-- Task objective --
Look through the listing for the string "Animations" and copy out every line that holds it.

====== Extracted material ======

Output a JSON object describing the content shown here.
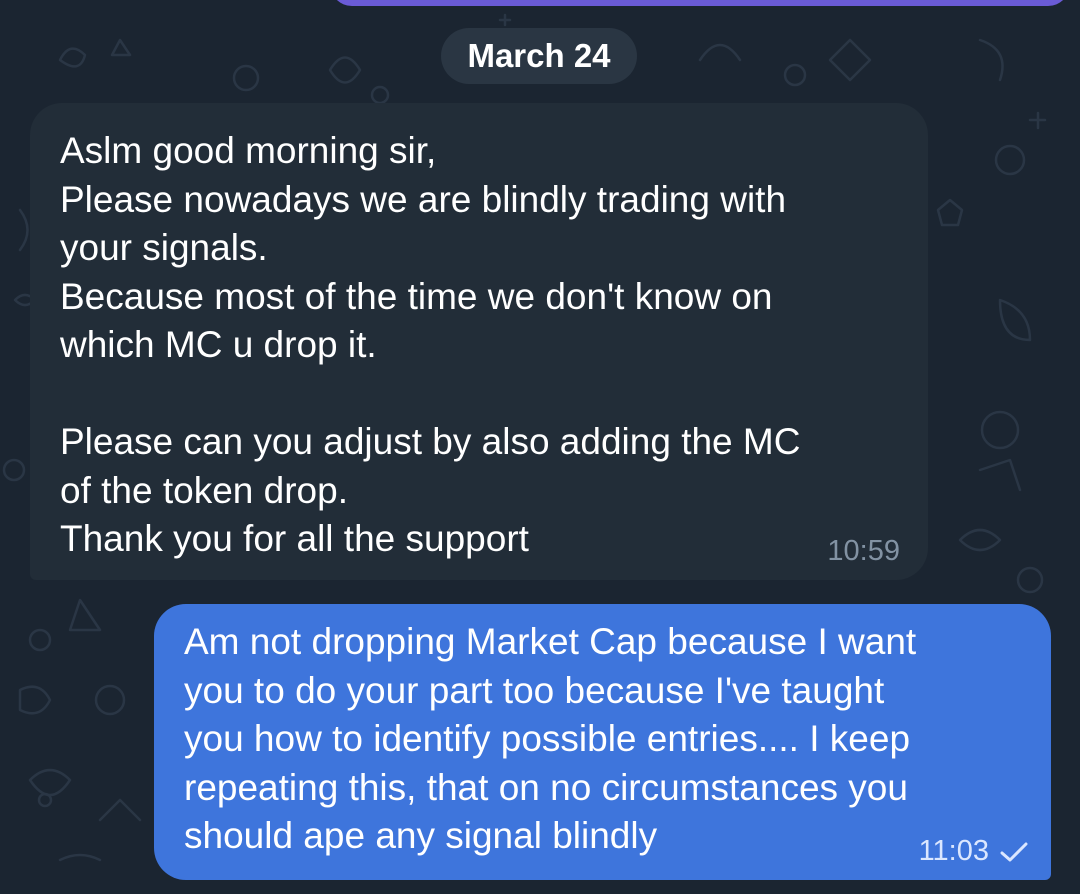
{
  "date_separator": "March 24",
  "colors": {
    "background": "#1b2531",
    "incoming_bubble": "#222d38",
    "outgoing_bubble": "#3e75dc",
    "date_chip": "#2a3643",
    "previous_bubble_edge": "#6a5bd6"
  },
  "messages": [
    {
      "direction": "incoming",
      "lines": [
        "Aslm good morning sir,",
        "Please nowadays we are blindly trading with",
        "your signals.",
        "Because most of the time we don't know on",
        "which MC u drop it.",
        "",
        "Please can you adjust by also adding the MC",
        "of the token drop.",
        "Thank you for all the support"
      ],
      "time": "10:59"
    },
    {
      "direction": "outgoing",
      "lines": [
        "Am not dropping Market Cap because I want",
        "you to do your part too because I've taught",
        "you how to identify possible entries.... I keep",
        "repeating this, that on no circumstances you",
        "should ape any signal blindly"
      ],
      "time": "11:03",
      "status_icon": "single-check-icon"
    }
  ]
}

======
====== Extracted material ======

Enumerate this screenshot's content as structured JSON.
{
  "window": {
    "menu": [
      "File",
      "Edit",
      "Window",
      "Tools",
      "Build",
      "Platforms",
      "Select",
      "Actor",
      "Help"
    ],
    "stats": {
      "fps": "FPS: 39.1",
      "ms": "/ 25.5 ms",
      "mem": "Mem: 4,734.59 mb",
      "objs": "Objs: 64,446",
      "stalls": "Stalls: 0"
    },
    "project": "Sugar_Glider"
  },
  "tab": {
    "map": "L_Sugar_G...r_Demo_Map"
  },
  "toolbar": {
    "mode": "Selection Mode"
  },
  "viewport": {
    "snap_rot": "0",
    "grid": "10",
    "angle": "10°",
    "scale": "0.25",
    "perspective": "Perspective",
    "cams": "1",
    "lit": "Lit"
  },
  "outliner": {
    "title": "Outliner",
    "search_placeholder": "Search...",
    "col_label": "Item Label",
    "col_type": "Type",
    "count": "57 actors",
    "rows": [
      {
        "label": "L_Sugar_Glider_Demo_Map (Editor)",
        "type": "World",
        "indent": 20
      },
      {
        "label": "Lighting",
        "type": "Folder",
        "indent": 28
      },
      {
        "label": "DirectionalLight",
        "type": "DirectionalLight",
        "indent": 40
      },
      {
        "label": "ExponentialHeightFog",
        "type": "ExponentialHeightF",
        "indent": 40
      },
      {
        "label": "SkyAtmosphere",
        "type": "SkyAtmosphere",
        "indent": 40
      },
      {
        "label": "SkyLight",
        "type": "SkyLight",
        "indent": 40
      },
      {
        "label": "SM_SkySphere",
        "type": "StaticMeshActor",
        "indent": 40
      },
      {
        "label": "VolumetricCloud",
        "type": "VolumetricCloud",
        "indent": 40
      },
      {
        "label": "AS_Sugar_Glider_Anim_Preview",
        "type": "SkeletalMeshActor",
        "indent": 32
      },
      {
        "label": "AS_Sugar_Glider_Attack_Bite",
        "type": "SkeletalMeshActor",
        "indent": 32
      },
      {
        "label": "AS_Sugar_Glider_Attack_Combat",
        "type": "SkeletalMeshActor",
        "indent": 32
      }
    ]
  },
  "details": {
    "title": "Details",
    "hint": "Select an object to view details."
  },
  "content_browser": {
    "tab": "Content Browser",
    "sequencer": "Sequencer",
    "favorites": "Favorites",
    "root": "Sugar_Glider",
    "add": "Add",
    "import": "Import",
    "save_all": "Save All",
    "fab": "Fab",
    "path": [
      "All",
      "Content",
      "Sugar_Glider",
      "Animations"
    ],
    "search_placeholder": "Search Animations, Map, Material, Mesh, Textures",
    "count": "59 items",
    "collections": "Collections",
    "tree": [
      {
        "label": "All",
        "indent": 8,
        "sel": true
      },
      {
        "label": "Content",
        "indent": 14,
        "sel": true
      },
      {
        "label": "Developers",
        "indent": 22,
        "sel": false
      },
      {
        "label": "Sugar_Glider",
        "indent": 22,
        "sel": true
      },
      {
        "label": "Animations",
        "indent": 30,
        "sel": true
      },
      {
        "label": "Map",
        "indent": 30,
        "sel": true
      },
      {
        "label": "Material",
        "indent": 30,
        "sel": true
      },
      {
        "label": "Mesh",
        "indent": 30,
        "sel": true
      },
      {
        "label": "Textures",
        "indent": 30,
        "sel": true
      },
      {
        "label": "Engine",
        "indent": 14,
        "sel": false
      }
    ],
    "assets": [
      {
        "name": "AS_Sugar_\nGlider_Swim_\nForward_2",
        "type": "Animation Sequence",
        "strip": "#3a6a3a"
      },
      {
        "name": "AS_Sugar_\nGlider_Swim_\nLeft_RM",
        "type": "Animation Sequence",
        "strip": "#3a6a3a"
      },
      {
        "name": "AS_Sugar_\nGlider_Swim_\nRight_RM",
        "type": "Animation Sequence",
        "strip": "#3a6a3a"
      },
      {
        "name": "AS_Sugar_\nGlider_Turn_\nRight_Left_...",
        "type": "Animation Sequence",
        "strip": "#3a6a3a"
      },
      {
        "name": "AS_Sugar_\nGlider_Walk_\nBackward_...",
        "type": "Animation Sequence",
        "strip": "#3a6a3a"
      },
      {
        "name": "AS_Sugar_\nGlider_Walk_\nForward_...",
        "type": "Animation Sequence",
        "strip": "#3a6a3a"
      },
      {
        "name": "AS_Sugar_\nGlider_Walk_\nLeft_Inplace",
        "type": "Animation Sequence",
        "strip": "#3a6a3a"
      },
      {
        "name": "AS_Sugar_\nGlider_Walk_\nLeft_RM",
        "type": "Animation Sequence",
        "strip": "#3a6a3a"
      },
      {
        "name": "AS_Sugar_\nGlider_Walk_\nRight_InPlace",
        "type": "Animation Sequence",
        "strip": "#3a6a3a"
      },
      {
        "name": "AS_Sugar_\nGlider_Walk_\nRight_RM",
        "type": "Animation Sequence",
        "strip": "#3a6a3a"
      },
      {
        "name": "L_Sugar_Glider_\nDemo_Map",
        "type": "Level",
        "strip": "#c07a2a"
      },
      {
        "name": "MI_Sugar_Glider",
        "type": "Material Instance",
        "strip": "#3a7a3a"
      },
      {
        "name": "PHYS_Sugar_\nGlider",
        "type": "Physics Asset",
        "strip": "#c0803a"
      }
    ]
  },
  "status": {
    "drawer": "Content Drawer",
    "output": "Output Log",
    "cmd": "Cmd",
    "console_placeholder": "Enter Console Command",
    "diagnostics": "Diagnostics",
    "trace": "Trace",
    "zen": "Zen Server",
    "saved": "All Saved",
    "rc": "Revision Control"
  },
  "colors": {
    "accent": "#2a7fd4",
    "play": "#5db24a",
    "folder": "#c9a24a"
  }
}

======

-- Expected output --
      "Animations"
    "search_placeholder": "Search Animations, Map, Material, Mesh, Textures",
        "label": "Animations",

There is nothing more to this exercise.